Even decimal fractions can be converted in the very same way. Let us consider \begin{equation} \sqrt 2 = 1.41421356 = {141\,421\,356\over 100\,000\,000}\,, \end{equation} from which we set up this calculation \begin{array}{r|r|r} 100\,000\,000 & 141\,421\,356 & 1 \cr 82\,842\,712 & 100\,000\,000 & 2 \cr \hline 17\,157\,288 & 41\,421\,356 & 2 \cr 14\,213\,560 & 34\,314\,576 & 2 \cr \hline 2\,943\,728 & 7\,106\,780 & 2 \cr 2\,438\,648 & 5\,887\,456 & 2 \cr \hline 505\,080 & 1\,219\,324 & 2 \cr 418\,728 & 1\,010\,160 & 2\cr \hline \hbox{etc.}\;\; & 209\,364 \end{array} From this calculation all the denominators are now seen to be \(2\), and moreover \begin{equation} \sqrt 2 = {1 + {\cofrac 1 2 {\cofrac 1 2 {\cofrac 1 2 {\cofrac 1 2 \tailfrac }}}}} \end{equation} the reason for which has already been explained above.

EXAMPLE 3

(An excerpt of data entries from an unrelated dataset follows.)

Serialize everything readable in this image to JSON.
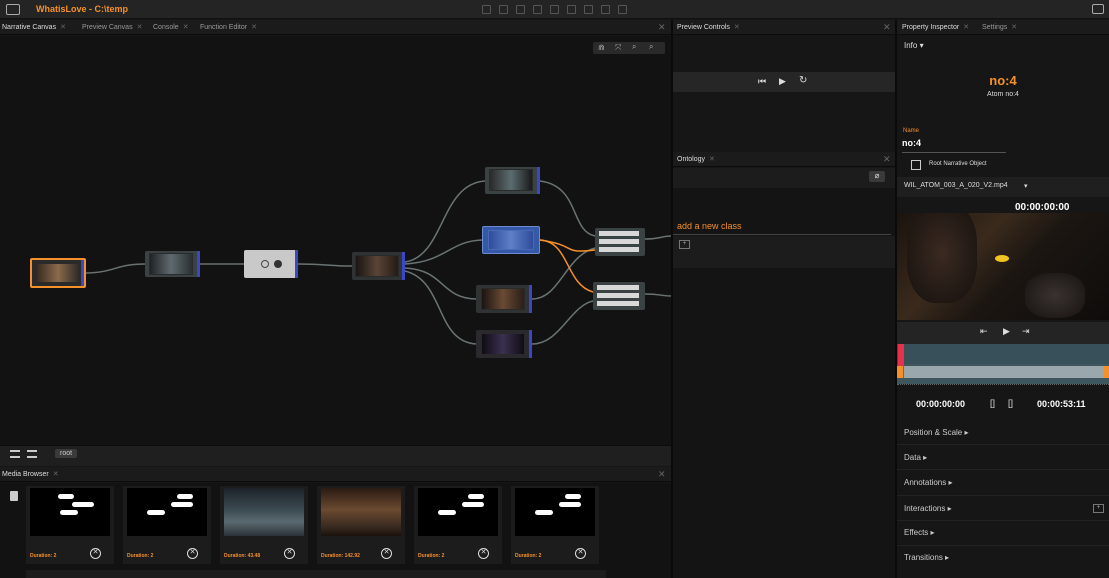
{
  "window": {
    "title": "WhatisLove - C:\\temp"
  },
  "left_tabs": [
    {
      "label": "Narrative Canvas",
      "active": true
    },
    {
      "label": "Preview Canvas"
    },
    {
      "label": "Console"
    },
    {
      "label": "Function Editor"
    }
  ],
  "canvas": {
    "root_label": "root"
  },
  "preview": {
    "tab": "Preview Controls"
  },
  "ontology": {
    "tab": "Ontology",
    "add_class": "add a new class"
  },
  "media": {
    "tab": "Media Browser",
    "items": [
      {
        "duration": "Duration: 2"
      },
      {
        "duration": "Duration: 2"
      },
      {
        "duration": "Duration: 43.48"
      },
      {
        "duration": "Duration: 142.92"
      },
      {
        "duration": "Duration: 2"
      },
      {
        "duration": "Duration: 2"
      }
    ]
  },
  "inspector": {
    "tabs": [
      {
        "label": "Property Inspector",
        "active": true
      },
      {
        "label": "Settings"
      }
    ],
    "info_label": "Info",
    "node_title": "no:4",
    "node_subtitle": "Atom no:4",
    "name_label": "Name",
    "name_value": "no:4",
    "root_checkbox_label": "Root Narrative Object",
    "root_checked": false,
    "media_file": "WIL_ATOM_003_A_020_V2.mp4",
    "timecode_top": "00:00:00:00",
    "time_start": "00:00:00:00",
    "time_end": "00:00:53:11",
    "sections": [
      "Position & Scale",
      "Data",
      "Annotations",
      "Interactions",
      "Effects",
      "Transitions"
    ]
  },
  "colors": {
    "accent": "#f5902b",
    "node_edge": "#3a47c8",
    "scrub_red": "#e8304a"
  }
}
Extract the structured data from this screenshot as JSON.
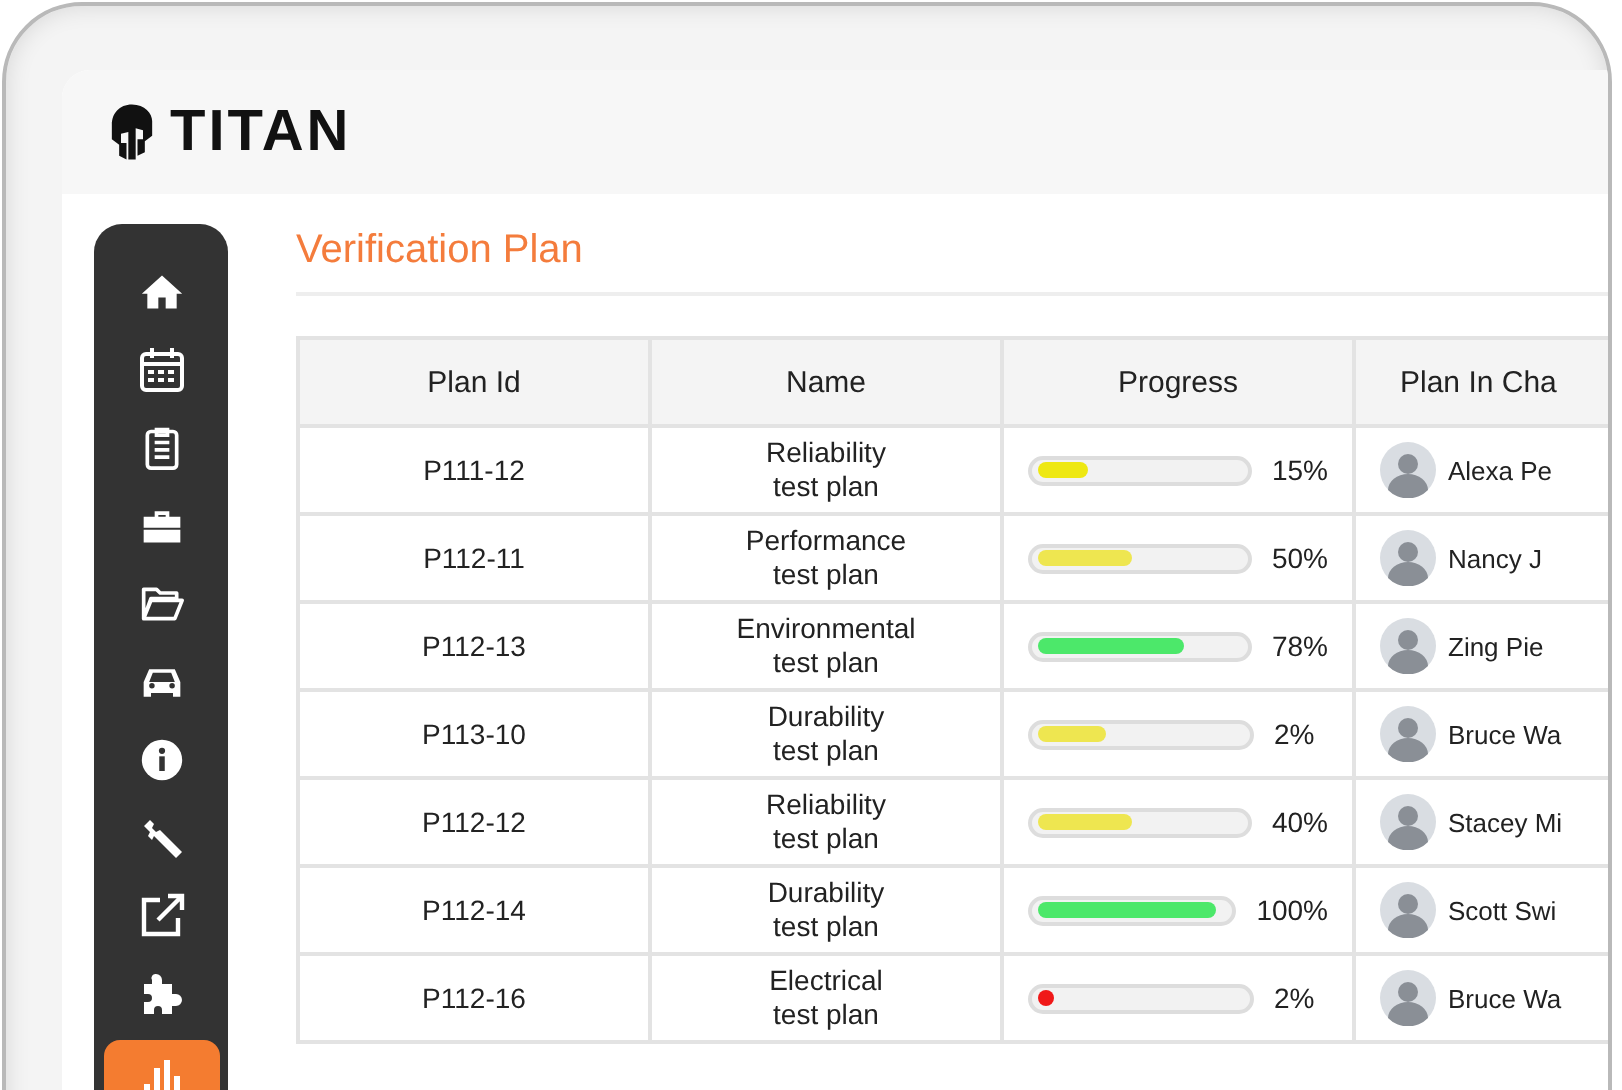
{
  "app": {
    "logo_text": "TITAN"
  },
  "sidebar": {
    "items": [
      {
        "kind": "home",
        "selected": false
      },
      {
        "kind": "calendar",
        "selected": false
      },
      {
        "kind": "clipboard",
        "selected": false
      },
      {
        "kind": "briefcase",
        "selected": false
      },
      {
        "kind": "folder",
        "selected": false
      },
      {
        "kind": "car",
        "selected": false
      },
      {
        "kind": "info",
        "selected": false
      },
      {
        "kind": "wrench",
        "selected": false
      },
      {
        "kind": "external",
        "selected": false
      },
      {
        "kind": "puzzle",
        "selected": false
      },
      {
        "kind": "chart",
        "selected": true
      }
    ]
  },
  "page_title": "Verification Plan",
  "table": {
    "columns": [
      "Plan Id",
      "Name",
      "Progress",
      "Plan In Cha"
    ],
    "rows": [
      {
        "plan_id": "P111-12",
        "name": [
          "Reliability",
          "test plan"
        ],
        "progress": {
          "level": 0.25,
          "color": "#eee812",
          "reading": "15%"
        },
        "owner": "Alexa Pe"
      },
      {
        "plan_id": "P112-11",
        "name": [
          "Performance",
          "test plan"
        ],
        "progress": {
          "level": 0.46,
          "color": "#eee650",
          "reading": "50%"
        },
        "owner": "Nancy J"
      },
      {
        "plan_id": "P112-13",
        "name": [
          "Environmental",
          "test plan"
        ],
        "progress": {
          "level": 0.72,
          "color": "#4ce86a",
          "reading": "78%"
        },
        "owner": "Zing Pie"
      },
      {
        "plan_id": "P113-10",
        "name": [
          "Durability",
          "test plan"
        ],
        "progress": {
          "level": 0.33,
          "color": "#eee650",
          "reading": "2%"
        },
        "owner": "Bruce Wa"
      },
      {
        "plan_id": "P112-12",
        "name": [
          "Reliability",
          "test plan"
        ],
        "progress": {
          "level": 0.46,
          "color": "#eee650",
          "reading": "40%"
        },
        "owner": "Stacey Mi"
      },
      {
        "plan_id": "P112-14",
        "name": [
          "Durability",
          "test plan"
        ],
        "progress": {
          "level": 0.95,
          "color": "#4ce86a",
          "reading": "100%"
        },
        "owner": "Scott Swi"
      },
      {
        "plan_id": "P112-16",
        "name": [
          "Electrical",
          "test plan"
        ],
        "progress": {
          "level": 0.06,
          "color": "#f01818",
          "reading": "2%"
        },
        "owner": "Bruce Wa"
      }
    ]
  }
}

But the number \(e\), whose logarithm equals \(1\), is at this point worth particular attention. We have \begin{equation} e=2.718281828459 \,, \end{equation} and so \begin{equation} {e-1\over2} = 0.8591409142295 \,, \end{equation} whose decimal fraction, if handled in the above manner, will yield the following quotients \begin{array}{r|r|r} 8\,591\,409\,142\,295 & 10\,000\,000\,000\,000 & 1 \cr 8\,451\,545\,146\,224 & 8\,591\,409\,142\,295 & 6 \cr \hline 139\,863\,996\,071 & 1\,408\,590\,857\,704 & 10 \cr 139\,312\,557\,916 & 1\,398\,639\,960\,710 & 14 \cr \hline 551\,438\,155 & 9\,950\,896\,994 & 18 \cr 550\,224\,488 & 9\,925\,886\,790 & 22 \cr \hline 1\,213\,667 & 25\,010\,204 & \quad\hbox{etc.}\cr \end{array} If that calculation were painstakingly continued further toward the value of \(e\) itself, then these quotients would be obtained \begin{equation} 1,\quad 6,\quad 10,\quad 14,\quad 18,\quad 22,\quad 26,\quad 30,\quad 34,\quad \cdots \end{equation} which, except for the first, sets out an arithmetic progression, from which it is clear that \begin{equation} {e-1\over 2} = {\cofrac 1 1 {\cofrac 1 6 {\cofrac 1 {10} {\cofrac 1 {14} {\cofrac 1 {18} {\cofrac 1 {22} \tailfrac }}}}}} \end{equation} and the rationale of the fraction can be obtained from infinitesimal calculus.

EXAMPLE 1

Let us express the ratio of the diameter to the circumference using numbers which are as economical as possible, such that the accuracy cannot be increased unless larger numbers are introduced. If the known decimal fraction \begin{equation} 3.1415926535\cdots \end{equation} is evolved by continued division in the manner set out previously, we will obtain the following quotients \begin{equation} 3,\quad 7,\quad 15,\quad 1,\quad 292,\quad 1,\quad 1,\quad \cdots \,, \end{equation} from which the following fractions will be formed \begin{equation} {1\over 0},\quad {3\over 1},\quad {22\over 7},\quad {333\over 106},\quad {355\over 113},\quad {103993\over 33102},\quad \cdots \,. \end{equation} The second fraction now shows that the diameter being to the circumference as \(1:3\) can certainly not be given more accurately without larger numbers. The third fraction gives the Archimedean ratio \(7:22\), and the fifth that of Metius, which comes so close to the true value that the error is less than \({1\over 113\cdot 33102}\). The rest of these fractions alternate between being larger and smaller than the true value.

EXAMPLE 2

Let us express, using smallest numbers, the approximate ratio of the day to the average solar year. Since such a year is \(\,365^d\,5^h\,48'\,55''\), the year will contain, as an ordinary fraction \begin{equation} 365 {\textstyle{20935\over 86400}} \end{equation} days. So the only thing needed is to evolve this fraction, which will give the following quotients \begin{equation} 4,\quad 7,\quad 1,\quad 6,\quad 1,\quad 2,\quad 2,\quad 4 \end{equation} yielding the fractions \begin{equation} {0\over 1},\quad {1\over 4},\quad {7\over 29},\quad {8\over 33},\quad {55\over 227},\quad {63\over 260},\quad {181\over 747},\quad \cdots \end{equation} Therefore the hours, along with the minutes and seconds which surpass \(365\) days make about one day in four years, which is the origin of the Julian calendar. But more precisely, \(33\) years fill up \(8\) days, or \(747\) years \(181\) days, from which it follows that in \(400\) years there are \(97\) extra days. Hence, whereas the Julian calendar inserts \(100\) days during this interval, the Gregorian calendar converts three of the leap years into regular years.

Translated from Latin by Todd Doucet in 2019.

First Draft

First Draft